Dataset rows for apps and sites
--------------------------------------------------

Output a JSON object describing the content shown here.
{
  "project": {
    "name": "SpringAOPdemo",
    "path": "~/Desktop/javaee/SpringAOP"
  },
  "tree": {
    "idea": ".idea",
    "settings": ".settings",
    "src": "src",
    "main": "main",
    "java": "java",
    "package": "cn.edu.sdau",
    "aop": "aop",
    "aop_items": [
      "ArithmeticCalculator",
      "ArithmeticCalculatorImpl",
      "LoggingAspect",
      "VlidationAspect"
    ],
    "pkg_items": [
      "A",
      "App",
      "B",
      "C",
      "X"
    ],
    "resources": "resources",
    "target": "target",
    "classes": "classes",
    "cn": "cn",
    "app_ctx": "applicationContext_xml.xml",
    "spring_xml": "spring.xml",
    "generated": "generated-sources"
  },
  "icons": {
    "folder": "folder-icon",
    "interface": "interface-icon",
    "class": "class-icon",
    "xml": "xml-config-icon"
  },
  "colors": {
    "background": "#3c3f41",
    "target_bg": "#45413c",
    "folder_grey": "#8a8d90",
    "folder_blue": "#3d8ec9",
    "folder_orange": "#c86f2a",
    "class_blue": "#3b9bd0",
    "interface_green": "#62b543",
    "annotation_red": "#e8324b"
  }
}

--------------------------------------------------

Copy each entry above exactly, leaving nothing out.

Output a JSON object describing the content shown here.
{
  "project": {
    "name": "SpringAOPdemo",
    "path": "~/Desktop/javaee/SpringAOP"
  },
  "tree": {
    "idea": ".idea",
    "settings": ".settings",
    "src": "src",
    "main": "main",
    "java": "java",
    "package": "cn.edu.sdau",
    "aop": "aop",
    "aop_items": [
      "ArithmeticCalculator",
      "ArithmeticCalculatorImpl",
      "LoggingAspect",
      "VlidationAspect"
    ],
    "pkg_items": [
      "A",
      "App",
      "B",
      "C",
      "X"
    ],
    "resources": "resources",
    "target": "target",
    "classes": "classes",
    "cn": "cn",
    "app_ctx": "applicationContext_xml.xml",
    "spring_xml": "spring.xml",
    "generated": "generated-sources"
  },
  "icons": {
    "folder": "folder-icon",
    "interface": "interface-icon",
    "class": "class-icon",
    "xml": "xml-config-icon"
  },
  "colors": {
    "background": "#3c3f41",
    "target_bg": "#45413c",
    "folder_grey": "#8a8d90",
    "folder_blue": "#3d8ec9",
    "folder_orange": "#c86f2a",
    "class_blue": "#3b9bd0",
    "interface_green": "#62b543",
    "annotation_red": "#e8324b"
  }
}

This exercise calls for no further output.